Angular width distribution of CME during 23 and 24 solar cycle maximum

The angular width of CMEs typically refers to their projected, apparent span, in degree. The angular width of CMEs projected in the plane of the sky ranges from ~2º to 360º [4]. CMEs originating from close to the limb resemble measured width as true width. Many CMEs show an increase in width as they move out, so measurements are made when the width appears to approach a constant value. The Figure. 3 and 4 show the solar maximum phase angular width distributions of 23 and 24 solar cycles.

space-exploration-Schematic-phase-angular-width-distributions

Figure 3: Showing the solar maximum phase angular width distributions of 23 solar cycles.

space-exploration-Schematic-solar-maximum-phase-angular

Figure 4: The solar maximum phase angular width distributions of 24 solar cycles.
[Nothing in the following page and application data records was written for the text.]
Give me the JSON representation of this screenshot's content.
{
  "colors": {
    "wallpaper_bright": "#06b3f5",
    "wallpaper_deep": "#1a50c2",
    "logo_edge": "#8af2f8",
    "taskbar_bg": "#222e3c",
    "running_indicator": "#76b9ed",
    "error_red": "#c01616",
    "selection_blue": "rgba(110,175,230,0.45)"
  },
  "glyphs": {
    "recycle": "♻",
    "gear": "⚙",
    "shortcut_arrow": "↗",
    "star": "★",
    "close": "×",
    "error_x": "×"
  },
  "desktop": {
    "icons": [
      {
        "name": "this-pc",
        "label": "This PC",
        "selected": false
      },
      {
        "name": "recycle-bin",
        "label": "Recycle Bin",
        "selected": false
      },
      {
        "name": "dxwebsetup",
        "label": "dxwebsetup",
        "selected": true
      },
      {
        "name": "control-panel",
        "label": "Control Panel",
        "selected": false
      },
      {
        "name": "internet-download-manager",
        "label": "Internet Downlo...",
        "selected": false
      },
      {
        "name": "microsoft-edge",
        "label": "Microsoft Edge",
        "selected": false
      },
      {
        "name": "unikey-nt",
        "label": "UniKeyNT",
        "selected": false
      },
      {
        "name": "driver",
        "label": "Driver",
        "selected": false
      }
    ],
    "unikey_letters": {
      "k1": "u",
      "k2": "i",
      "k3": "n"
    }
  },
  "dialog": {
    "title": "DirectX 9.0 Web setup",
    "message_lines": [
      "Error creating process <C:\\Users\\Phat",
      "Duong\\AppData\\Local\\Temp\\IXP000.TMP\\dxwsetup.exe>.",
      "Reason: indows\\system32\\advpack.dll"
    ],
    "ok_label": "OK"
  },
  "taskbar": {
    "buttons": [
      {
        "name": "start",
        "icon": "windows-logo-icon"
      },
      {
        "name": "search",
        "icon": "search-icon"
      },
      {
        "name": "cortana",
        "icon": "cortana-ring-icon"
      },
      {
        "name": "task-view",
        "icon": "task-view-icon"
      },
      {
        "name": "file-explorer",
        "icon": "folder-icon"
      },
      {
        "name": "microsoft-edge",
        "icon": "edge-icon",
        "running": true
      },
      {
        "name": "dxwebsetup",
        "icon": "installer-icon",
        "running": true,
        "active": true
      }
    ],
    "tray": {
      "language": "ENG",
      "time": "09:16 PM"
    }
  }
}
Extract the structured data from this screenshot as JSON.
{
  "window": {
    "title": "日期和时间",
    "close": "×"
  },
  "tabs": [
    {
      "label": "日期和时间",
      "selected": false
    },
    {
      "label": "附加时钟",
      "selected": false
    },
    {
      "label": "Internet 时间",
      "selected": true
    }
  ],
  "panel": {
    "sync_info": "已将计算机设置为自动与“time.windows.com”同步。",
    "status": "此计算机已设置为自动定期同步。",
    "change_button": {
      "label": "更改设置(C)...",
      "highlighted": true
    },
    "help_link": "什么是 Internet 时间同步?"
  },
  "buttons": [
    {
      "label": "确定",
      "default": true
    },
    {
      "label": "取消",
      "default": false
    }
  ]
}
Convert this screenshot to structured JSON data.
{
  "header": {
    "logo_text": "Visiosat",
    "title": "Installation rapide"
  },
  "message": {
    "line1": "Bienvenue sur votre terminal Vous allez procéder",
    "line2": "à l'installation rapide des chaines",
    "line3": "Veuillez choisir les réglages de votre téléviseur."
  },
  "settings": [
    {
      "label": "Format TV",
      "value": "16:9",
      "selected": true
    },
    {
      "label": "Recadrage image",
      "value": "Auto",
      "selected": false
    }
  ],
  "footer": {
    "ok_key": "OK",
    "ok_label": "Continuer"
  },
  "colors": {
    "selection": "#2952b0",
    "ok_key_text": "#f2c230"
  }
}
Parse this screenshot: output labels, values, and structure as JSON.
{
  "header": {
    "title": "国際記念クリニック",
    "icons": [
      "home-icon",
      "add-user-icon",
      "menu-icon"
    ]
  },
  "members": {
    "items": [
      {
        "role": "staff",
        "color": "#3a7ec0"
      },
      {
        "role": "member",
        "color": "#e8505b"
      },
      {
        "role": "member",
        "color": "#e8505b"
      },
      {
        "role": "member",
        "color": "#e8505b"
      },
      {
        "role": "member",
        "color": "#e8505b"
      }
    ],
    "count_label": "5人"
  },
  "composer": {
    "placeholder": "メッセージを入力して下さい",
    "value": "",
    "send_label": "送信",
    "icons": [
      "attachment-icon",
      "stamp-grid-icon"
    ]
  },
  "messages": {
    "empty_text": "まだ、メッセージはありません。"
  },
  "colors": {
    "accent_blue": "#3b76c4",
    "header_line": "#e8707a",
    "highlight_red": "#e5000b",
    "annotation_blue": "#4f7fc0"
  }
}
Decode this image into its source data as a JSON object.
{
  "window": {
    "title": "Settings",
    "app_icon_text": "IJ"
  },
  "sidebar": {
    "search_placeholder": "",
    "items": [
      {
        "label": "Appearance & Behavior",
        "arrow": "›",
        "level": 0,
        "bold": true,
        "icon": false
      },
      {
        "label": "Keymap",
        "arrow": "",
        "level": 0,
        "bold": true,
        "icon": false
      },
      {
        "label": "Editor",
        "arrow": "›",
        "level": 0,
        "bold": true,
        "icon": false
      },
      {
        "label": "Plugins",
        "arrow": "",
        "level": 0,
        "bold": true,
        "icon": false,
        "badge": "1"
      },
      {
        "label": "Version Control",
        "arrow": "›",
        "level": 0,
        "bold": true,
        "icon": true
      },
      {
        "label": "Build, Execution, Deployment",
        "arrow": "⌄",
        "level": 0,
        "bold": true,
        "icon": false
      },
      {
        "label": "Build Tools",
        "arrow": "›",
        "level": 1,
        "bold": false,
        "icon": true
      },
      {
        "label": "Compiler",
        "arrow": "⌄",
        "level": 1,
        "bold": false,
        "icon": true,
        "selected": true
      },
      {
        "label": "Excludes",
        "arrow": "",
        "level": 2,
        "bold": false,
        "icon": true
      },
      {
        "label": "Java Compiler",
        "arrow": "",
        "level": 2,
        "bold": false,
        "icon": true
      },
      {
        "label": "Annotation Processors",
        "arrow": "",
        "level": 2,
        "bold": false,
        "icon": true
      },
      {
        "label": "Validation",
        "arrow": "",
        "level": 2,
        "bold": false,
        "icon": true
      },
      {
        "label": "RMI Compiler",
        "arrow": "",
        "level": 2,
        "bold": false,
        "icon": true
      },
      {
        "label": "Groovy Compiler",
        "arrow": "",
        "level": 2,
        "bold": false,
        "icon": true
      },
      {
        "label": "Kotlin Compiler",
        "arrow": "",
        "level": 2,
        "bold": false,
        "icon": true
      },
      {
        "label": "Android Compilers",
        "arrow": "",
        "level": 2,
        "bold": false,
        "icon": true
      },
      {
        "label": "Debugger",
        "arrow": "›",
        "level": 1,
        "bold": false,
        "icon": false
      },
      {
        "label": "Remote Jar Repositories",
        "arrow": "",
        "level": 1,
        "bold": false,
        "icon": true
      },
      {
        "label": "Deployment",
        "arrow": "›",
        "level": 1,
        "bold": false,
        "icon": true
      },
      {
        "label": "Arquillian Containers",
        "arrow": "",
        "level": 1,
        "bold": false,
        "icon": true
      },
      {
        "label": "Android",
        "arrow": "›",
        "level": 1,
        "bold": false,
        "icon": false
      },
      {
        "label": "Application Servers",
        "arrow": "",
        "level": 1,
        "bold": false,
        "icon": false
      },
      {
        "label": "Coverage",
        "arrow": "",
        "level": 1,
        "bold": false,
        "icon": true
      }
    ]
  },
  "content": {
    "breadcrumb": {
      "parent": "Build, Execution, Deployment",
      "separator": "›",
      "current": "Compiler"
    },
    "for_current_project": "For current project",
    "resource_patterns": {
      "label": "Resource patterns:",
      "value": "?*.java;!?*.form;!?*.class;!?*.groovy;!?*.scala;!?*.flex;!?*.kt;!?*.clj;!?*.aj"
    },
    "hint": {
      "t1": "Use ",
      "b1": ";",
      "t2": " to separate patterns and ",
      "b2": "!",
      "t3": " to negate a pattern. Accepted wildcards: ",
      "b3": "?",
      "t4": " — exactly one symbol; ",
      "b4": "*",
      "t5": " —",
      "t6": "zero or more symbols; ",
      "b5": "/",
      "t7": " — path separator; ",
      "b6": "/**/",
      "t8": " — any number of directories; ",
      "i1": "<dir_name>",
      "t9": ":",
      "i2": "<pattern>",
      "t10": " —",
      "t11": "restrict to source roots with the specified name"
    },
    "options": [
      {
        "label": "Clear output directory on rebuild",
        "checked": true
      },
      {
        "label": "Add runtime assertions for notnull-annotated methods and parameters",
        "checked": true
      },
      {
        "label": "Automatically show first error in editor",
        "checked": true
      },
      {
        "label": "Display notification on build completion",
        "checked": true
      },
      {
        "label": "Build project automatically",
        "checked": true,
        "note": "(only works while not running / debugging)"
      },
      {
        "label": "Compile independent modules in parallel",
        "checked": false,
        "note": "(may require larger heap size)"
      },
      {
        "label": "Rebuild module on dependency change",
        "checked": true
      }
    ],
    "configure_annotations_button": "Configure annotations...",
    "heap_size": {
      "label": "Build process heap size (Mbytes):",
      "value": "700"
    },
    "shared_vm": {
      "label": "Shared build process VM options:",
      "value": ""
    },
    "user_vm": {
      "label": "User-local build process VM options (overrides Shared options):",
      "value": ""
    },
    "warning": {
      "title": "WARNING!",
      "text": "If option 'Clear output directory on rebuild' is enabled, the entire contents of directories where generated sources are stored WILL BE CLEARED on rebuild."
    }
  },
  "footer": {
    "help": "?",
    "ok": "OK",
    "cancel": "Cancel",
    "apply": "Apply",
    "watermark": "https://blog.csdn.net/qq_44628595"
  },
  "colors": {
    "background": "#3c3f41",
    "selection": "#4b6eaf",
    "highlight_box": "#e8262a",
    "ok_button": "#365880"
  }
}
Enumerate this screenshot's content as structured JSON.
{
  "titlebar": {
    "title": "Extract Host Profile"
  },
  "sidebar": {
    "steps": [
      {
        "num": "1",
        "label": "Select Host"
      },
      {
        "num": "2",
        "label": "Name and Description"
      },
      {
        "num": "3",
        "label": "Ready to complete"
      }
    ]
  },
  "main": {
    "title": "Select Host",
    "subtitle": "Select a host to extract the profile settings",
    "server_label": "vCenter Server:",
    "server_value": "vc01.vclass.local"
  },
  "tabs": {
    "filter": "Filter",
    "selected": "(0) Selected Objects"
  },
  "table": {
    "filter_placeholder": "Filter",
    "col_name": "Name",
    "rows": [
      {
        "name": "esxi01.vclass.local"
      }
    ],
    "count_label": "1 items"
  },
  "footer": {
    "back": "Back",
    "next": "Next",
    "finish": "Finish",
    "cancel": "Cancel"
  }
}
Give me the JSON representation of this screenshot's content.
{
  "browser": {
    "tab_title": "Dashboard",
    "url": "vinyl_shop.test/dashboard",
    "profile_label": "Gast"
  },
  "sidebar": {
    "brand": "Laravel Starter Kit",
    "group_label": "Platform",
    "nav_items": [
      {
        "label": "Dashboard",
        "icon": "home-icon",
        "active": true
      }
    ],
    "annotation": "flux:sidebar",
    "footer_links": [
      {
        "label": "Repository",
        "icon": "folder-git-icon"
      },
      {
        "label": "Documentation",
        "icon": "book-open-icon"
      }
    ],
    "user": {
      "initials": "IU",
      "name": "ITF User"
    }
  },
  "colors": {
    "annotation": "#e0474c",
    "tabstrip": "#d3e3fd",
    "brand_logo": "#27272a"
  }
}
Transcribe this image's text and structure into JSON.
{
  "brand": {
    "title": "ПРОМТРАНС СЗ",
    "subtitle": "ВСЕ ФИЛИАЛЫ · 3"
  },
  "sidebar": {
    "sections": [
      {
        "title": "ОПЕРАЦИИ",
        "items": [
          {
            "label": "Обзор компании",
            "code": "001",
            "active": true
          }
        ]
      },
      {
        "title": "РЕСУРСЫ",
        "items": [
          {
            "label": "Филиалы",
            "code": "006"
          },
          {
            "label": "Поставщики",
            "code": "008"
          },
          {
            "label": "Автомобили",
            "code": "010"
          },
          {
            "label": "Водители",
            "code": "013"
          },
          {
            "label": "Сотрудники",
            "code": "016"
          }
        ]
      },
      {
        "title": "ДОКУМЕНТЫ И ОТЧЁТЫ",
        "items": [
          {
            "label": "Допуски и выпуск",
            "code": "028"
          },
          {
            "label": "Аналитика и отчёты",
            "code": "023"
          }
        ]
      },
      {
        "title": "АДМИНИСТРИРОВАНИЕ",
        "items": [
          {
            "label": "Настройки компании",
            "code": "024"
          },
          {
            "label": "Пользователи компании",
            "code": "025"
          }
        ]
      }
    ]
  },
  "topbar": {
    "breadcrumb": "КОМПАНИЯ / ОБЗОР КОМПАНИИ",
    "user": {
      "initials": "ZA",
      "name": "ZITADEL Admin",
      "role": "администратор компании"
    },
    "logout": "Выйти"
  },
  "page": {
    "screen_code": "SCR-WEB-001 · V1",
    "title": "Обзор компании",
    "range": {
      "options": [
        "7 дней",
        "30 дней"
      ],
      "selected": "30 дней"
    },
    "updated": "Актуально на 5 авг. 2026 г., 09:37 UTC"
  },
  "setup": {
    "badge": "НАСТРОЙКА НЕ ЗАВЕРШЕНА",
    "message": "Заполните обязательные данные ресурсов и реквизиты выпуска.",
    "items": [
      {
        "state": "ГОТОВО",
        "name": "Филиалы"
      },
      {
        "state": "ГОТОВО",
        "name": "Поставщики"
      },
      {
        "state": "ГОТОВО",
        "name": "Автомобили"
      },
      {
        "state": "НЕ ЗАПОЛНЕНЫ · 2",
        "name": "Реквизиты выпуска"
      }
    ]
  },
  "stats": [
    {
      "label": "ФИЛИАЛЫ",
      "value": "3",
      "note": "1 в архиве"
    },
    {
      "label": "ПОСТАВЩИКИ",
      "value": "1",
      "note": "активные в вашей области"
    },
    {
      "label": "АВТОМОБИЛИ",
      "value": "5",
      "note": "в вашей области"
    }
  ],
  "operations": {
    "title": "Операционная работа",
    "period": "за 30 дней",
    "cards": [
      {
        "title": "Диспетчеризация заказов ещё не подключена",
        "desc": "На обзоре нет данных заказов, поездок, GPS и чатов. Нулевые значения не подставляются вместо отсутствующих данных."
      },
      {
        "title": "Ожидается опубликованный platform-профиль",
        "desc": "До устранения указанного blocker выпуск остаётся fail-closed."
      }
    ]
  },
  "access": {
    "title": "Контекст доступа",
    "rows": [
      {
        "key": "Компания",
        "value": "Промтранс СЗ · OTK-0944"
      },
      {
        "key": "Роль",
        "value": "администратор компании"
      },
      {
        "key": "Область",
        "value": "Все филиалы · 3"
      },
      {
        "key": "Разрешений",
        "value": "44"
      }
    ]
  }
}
During 23 solar cycle maximum, angular width of CMEs predominantly distributed around 10º-75º. But for 24 solar cycle maximum, angular width of CMEs distributed much peaked around 10º- 60º. Also figure illustrate that most of the CMEs observed in both solar maximum cycles have lower angular width distribution. The apparent angular width of CMEs ranges from a few degrees to 150º. The overall solar maximum angular width average and median of CMEs during 23 solar maximum are 121º and 49º and overall angular width average and median of CMEs during 24 solar maximum are 61º and 40º.

Conclusion

We observed more than 5200 CMEs during 23 solar maximum phase and more than 5700 CMEs during 24 solar maximum. Even though 24 solar cycle is a weaker one, more CMEs are found in maximum phase than 23 solar cycle maximum. A large number of CMEs have speeds smaller than 850 km/s but greater than 150 km/s are found in 23 solar maximum phase. The largest fraction of CMEs had a speed of 400 km/s and number of CMEs having linear speed greater than 1000 km/s is very small(5.8%) observed in this period. In 24 solar maximum, many of CMEs have speeds smaller than 700 km/s but greater than 100 km/s are found. The largest fraction of CMEs had a speed of 200 km/s and number of CMEs having linear speed greater than 1000 km/s is very small (2.05%) observed in this duration. From the above analysis inference of the work is that the CMEs with more slow solar wind are found in 24 solar maximum than in 23 solar maximum.

In 23 solar cycle maximum phase, many of CMEs have angular width smaller than 125º but greater than 10º are found in 23 solar maximum phase. The largest fraction of CMEs had an angular width of 35º and number of CMEs having angular width greater than 180º is very small (6%) are observed in this period. 24 solar cycle maximum phase observed many of CMEs have angular width smaller than 150º but greater than 10º are found. The largest fraction of CMEs had a angular width of 15º and number of CMEs having angular width greater than 180º is very small (6%) observed in this duration. CMEs speed changes with time. CMEs derive their energy from the magnetic fields in solar active regions, which contain intense magnetic fields during the solar activity maximum.

The physical properties of CMEs such as linear speed and angular width have investigated during recent successive solar cycle maxima. The histogram of CME linear speed and angular width distribution show that there is tendency towards low speed and angular width CMEs. The observational evidences presented in this paper suggest that during solar activity maximum phase, 24 solar cycle has CMEs with more slow solar wind than 23 solar cycle.

References